July 16, 2012/Holland Sentinel
By Phil Power
When it comes to college presidents, Mary Sue Coleman is a rock star. Since she took over as the University of Michigan’s 13th chief in 2002, she has been on a tear, successfully guiding the school to ever-increasing stature through very difficult times.
U-M has risen in reputation to No. 18 in the entire world, according to the Times Higher Education World Reputation Rankings. At the same time, the budget of the Ann Arbor campus has risen to $5.8 billion and its endowment to $7.8 billion — second highest of any public university in the nation. But right now, Michigan’s soft-spoken leader is worried, very worried.
“Now is one of the most difficult times in history for great American public universities,” she told me. “Our old business model is unsustainable, and we’ve got to move — gradually — to a new one.”
Working with Provost Phil Hanlon, a former U-M mathematics professor, Coleman has been developing a two-pronged strategy for dealing with the university’s increasingly difficult problems, which include sharply reduced state support, rising tuition, ballooning student debt, reduced student accessibility, legislative hostility and an entirely new web-based technology for delivering education products.
So how to make the new model work?
• Prong One: Take out cost.
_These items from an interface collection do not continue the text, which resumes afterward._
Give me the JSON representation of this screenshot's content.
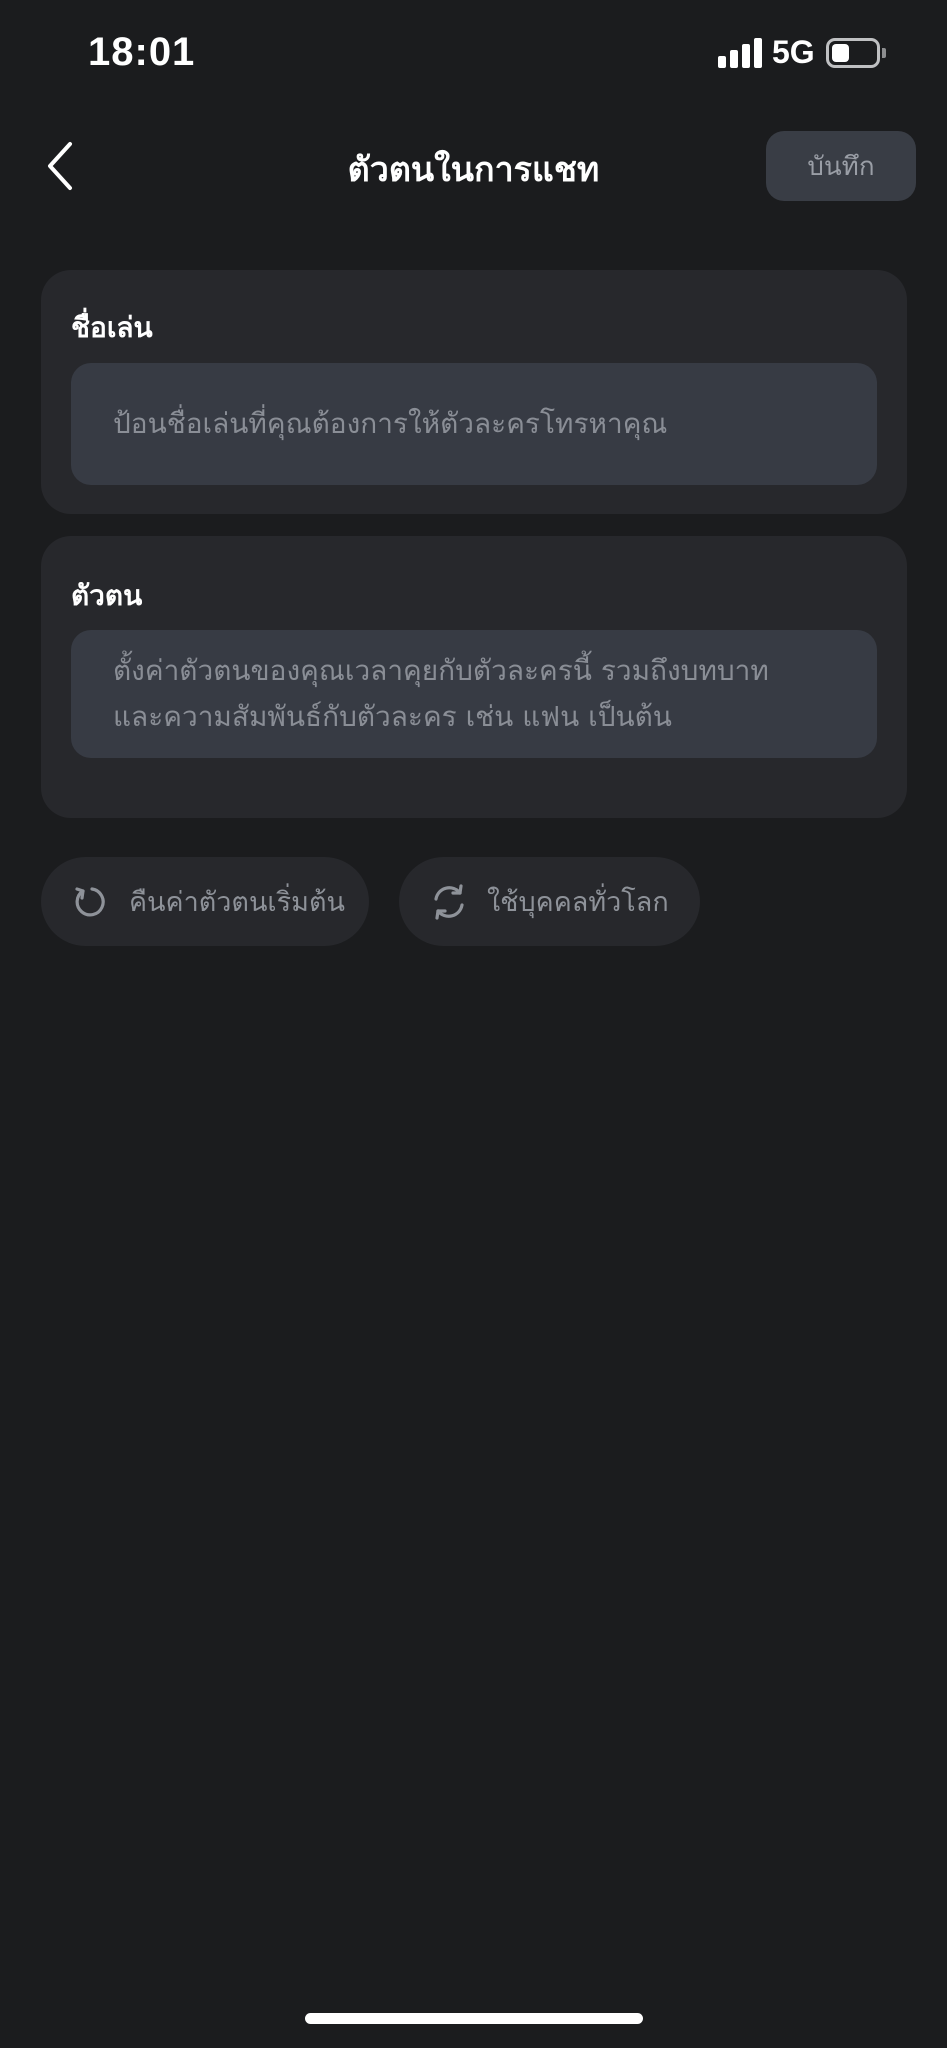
{
  "status_bar": {
    "time": "18:01",
    "network": "5G",
    "battery_level": 0.4
  },
  "header": {
    "back_icon": "chevron-left-icon",
    "title": "ตัวตนในการแชท",
    "save_label": "บันทึก"
  },
  "nickname_section": {
    "label": "ชื่อเล่น",
    "value": "",
    "placeholder": "ป้อนชื่อเล่นที่คุณต้องการให้ตัวละครโทรหาคุณ"
  },
  "persona_section": {
    "label": "ตัวตน",
    "value": "",
    "placeholder_line1": "ตั้งค่าตัวตนของคุณเวลาคุยกับตัวละครนี้ รวมถึงบทบาท",
    "placeholder_line2": "และความสัมพันธ์กับตัวละคร เช่น แฟน เป็นต้น"
  },
  "actions": {
    "reset": {
      "icon": "reset-icon",
      "label": "คืนค่าตัวตนเริ่มต้น"
    },
    "use_global": {
      "icon": "sync-icon",
      "label": "ใช้บุคคลทั่วโลก"
    }
  },
  "colors": {
    "background": "#1b1c1e",
    "card": "#27282c",
    "input": "#373b44",
    "placeholder_text": "#8a8e96",
    "primary_text": "#ffffff"
  }
}
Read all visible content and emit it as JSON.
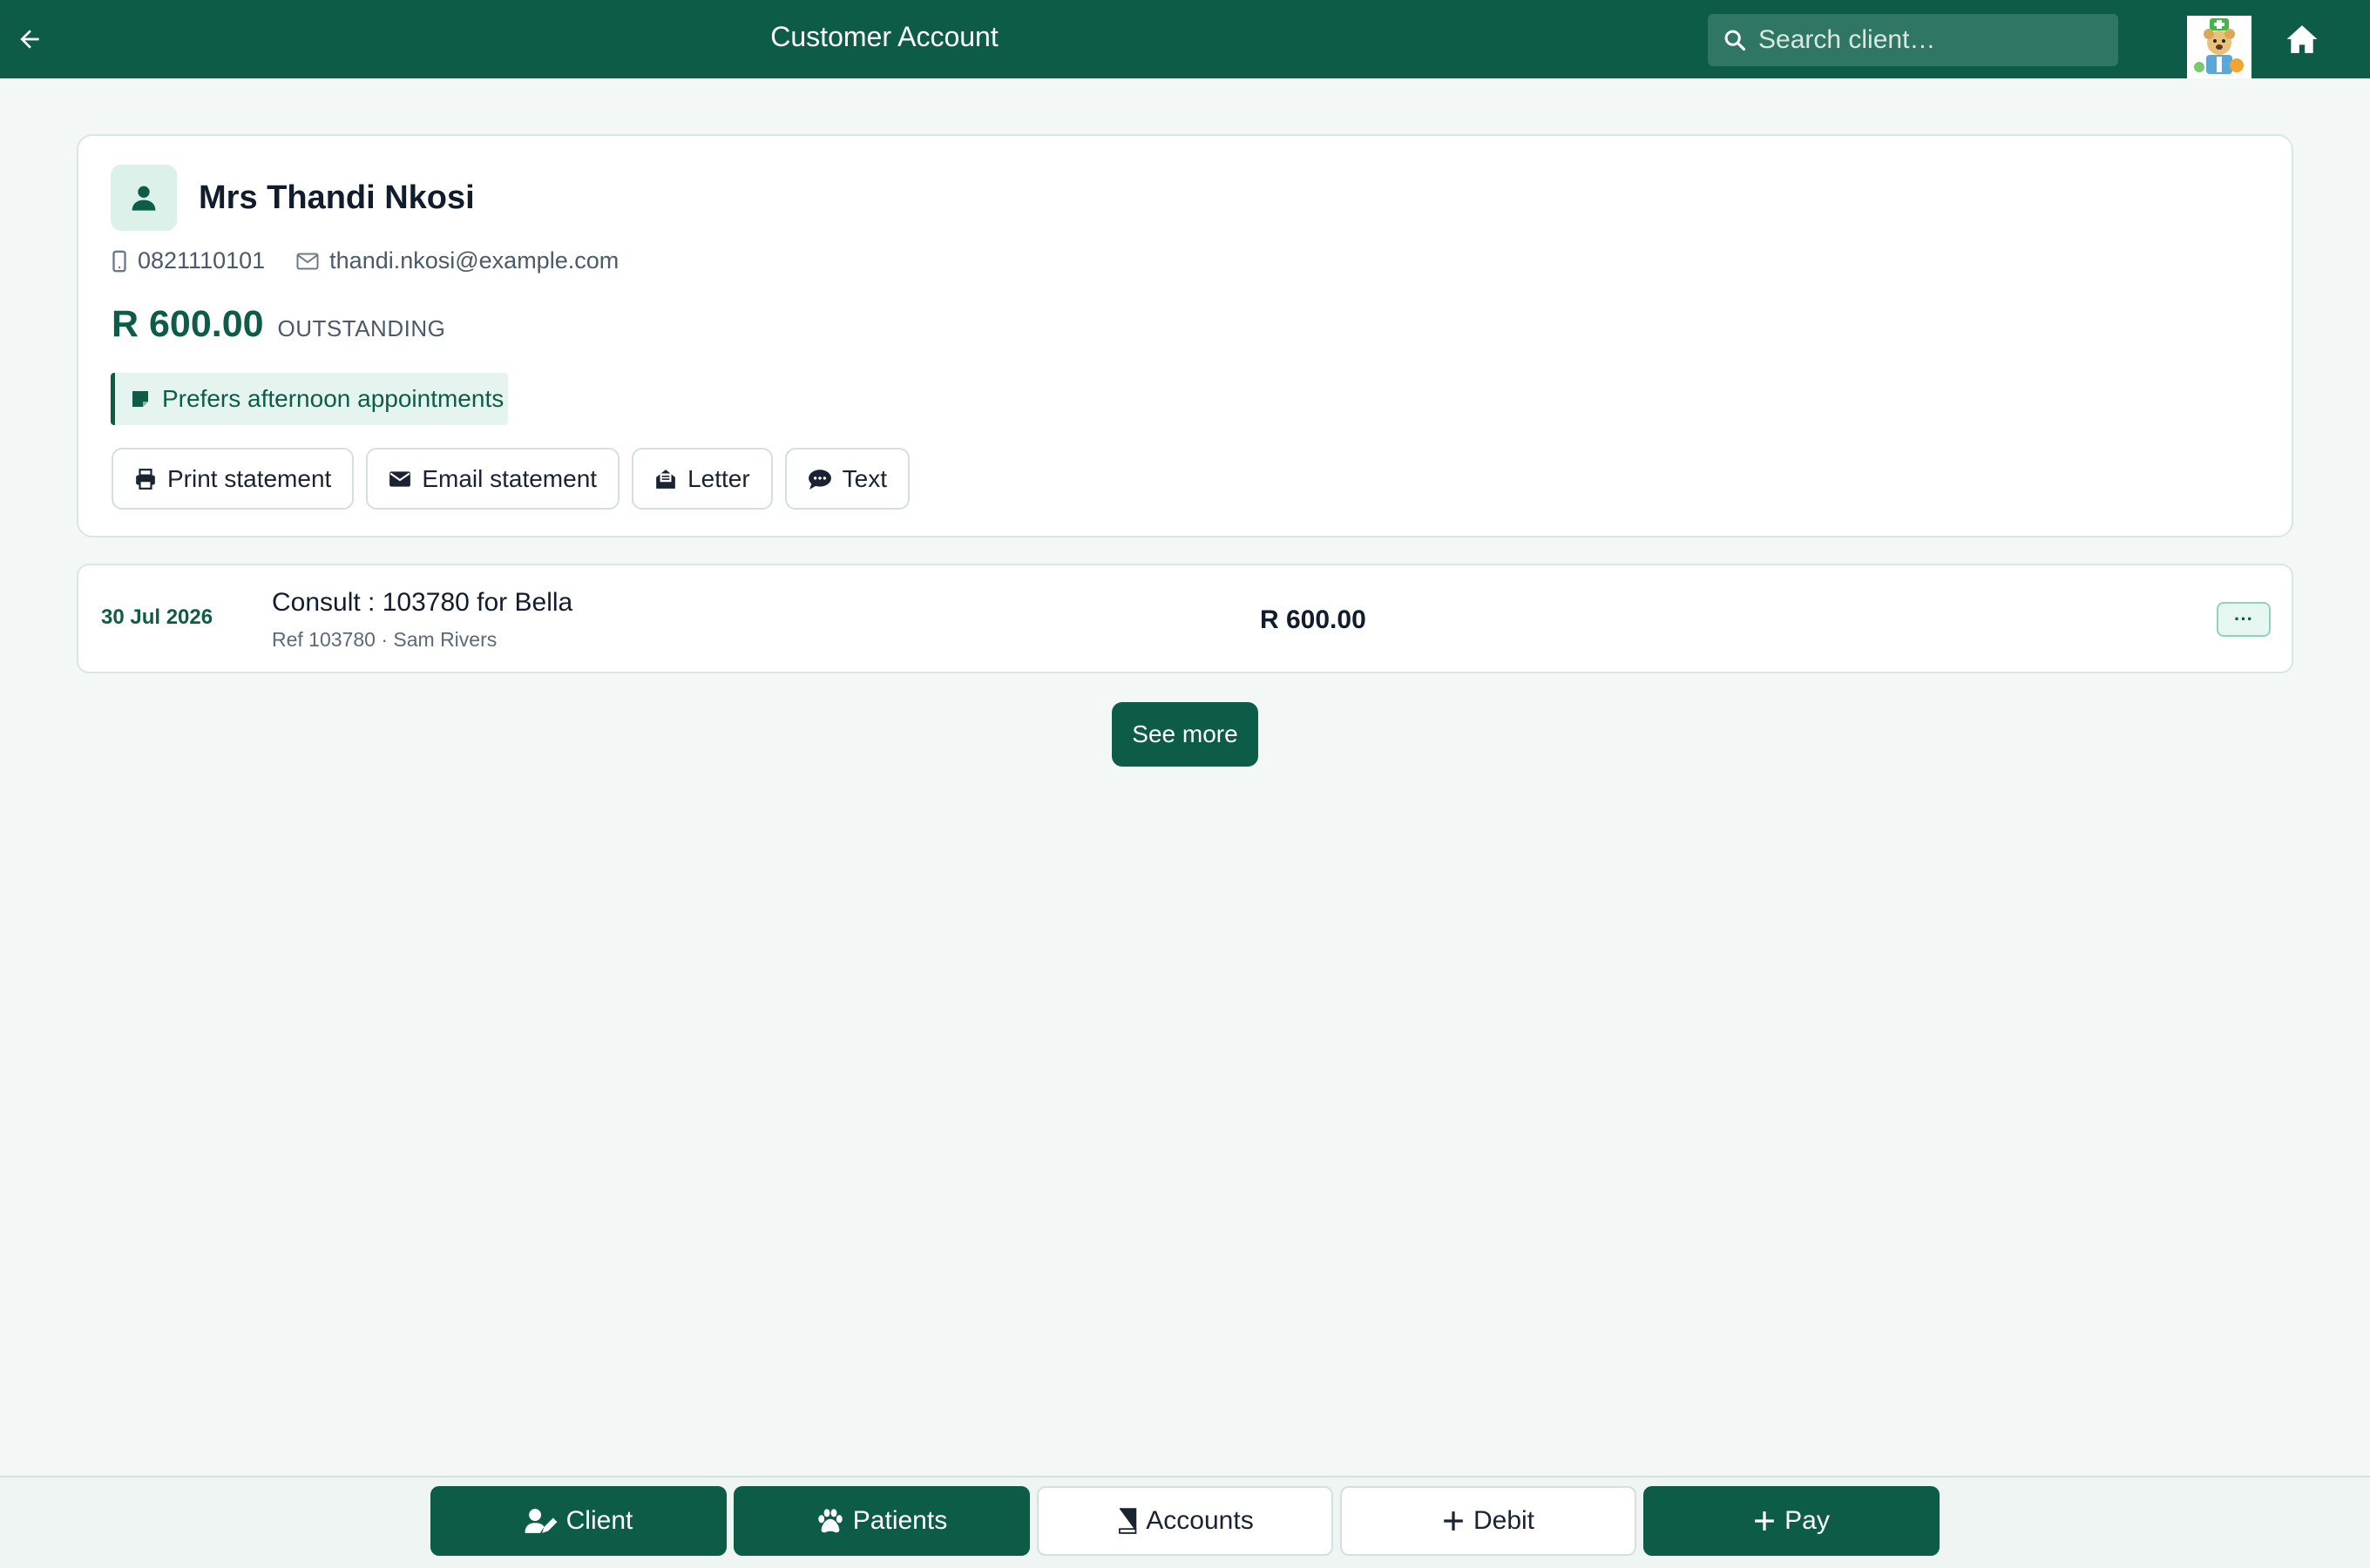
{
  "header": {
    "title": "Customer Account",
    "search_placeholder": "Search client…"
  },
  "client": {
    "name": "Mrs Thandi Nkosi",
    "phone": "0821110101",
    "email": "thandi.nkosi@example.com",
    "balance": "R 600.00",
    "balance_label": "OUTSTANDING",
    "note": "Prefers afternoon appointments",
    "actions": [
      {
        "label": "Print statement",
        "icon": "printer-icon"
      },
      {
        "label": "Email statement",
        "icon": "envelope-icon"
      },
      {
        "label": "Letter",
        "icon": "letter-icon"
      },
      {
        "label": "Text",
        "icon": "sms-icon"
      }
    ]
  },
  "transactions": [
    {
      "date": "30 Jul 2026",
      "description": "Consult : 103780 for Bella",
      "ref": "Ref 103780",
      "separator": "·",
      "person": "Sam Rivers",
      "amount": "R 600.00",
      "more": "···"
    }
  ],
  "see_more_label": "See more",
  "bottom_nav": [
    {
      "label": "Client",
      "icon": "user-edit-icon",
      "style": "dark"
    },
    {
      "label": "Patients",
      "icon": "paw-icon",
      "style": "dark"
    },
    {
      "label": "Accounts",
      "icon": "book-icon",
      "style": "light"
    },
    {
      "label": "Debit",
      "icon": "plus-icon",
      "style": "light"
    },
    {
      "label": "Pay",
      "icon": "plus-icon",
      "style": "dark"
    }
  ],
  "colors": {
    "brand": "#0d5c48",
    "background": "#f3f8f7",
    "note_bg": "#e6f4ef"
  }
}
For more than a decade, the university gradually, remorselessly, has been tightening its belt. Over that period, U-M has taken $235 million in cost out of its general fund budget by reducing expenditures by as much as 2.25 percent per year.
“We’ve been relentless,” says Hanlon. “By now everybody expects it. That’s the way you transform an organization.”
He’s quick to add that the total reduction just about equals what the inflationary rise in university expenses would have been over the period.
“We’ve done this without general layoffs,” explains Coleman. “In fact, during this period we’ve added 150 new faculty positions and reduced our overall student/faculty ratio. But we’ve also increased productivity, changed work rules, made changes in benefits.
“They’re a lot of little things, but year by year they have added up to changing the culture of the institution.”
But she adds that universities cannot be run top down, like a big corporation. “We’re a very complicated organism,” she says, “with many differing constituencies — students, faculty, staff, alumni — and many institutions of shared governance. You simply cannot walk into a room and lay down the law. You have to work with people.”
• Prong Two: Foster a revolution. The basic business model of most universities — a professor lecturing to students — is now at risk, thanks to new web-based technology. Coursera, a nonprofit joint venture between U-M, Princeton, the University of Pennsylvania and Stanford, is offering free online courses taught by world-famous professors.
Response to this revolutionary business model has been overwhelming: More than 100,000 students worldwide have taken courses already, and the total world market for “education for everyone” products is in the millions.
U-M is at the forefront of all this, and is just now taping seven new online courses. “But we’ve gone way beyond just distributing teaching on a new platform,” Coleman said. “We’re involving our own students who answer questions and grade periodic tests on-line. That way, our students gain enormously in their understanding of the subject by teaching it, while at the same time earning some money.”
Provost Hanlon has been thinking about this change for some time. He calls it “immersive learning.”
When developed, this new education “business model” works like this: Students can learn the mechanical manipulations of, say, calculus, by listening to lectures, whether in person (old model) or online (new model). But learning how to apply calculus techniques to real-life problems is something that demands close, back-and-forth interactions between student and teacher.
More often, this comes through small-group, practical discussions, much like the old “sections” that covered lecture material. It is through supervised immersion in use of the basic techniques that residential universities propose to add value and sustain their operations.
Of course, any new technology yields big questions. Suppose universities give out a certificate for successful completion of an on-line course. How much will it cost? What employers will accept it? Will families be willing to pay ever-higher tuition if on-line courses are offered free? Why should universities pay big money for brick-and-mortar facilities when they can distribute courses via the Internet?
And what, really, is the value-added for a traditional university, when so much material can be distributed online? Nobody knows the answers — yet. But those answers are bound to shake the foundations of the nation’s — and Michigan’s — university system.
For years, I’ve thought that the creating and sustaining great public universities has been one of the signature accomplishments of American society. In recent years, I’ve wondered whether our university system could survive all that’s been thrown at it. I now believe its continued survival will depend in part on patient, persistent efforts like those now underway in Ann Arbor.
— Phil Power is president of The Center for Michigan, a centrist “think-and-do” tank. Contact him at firstname.lastname@example.org.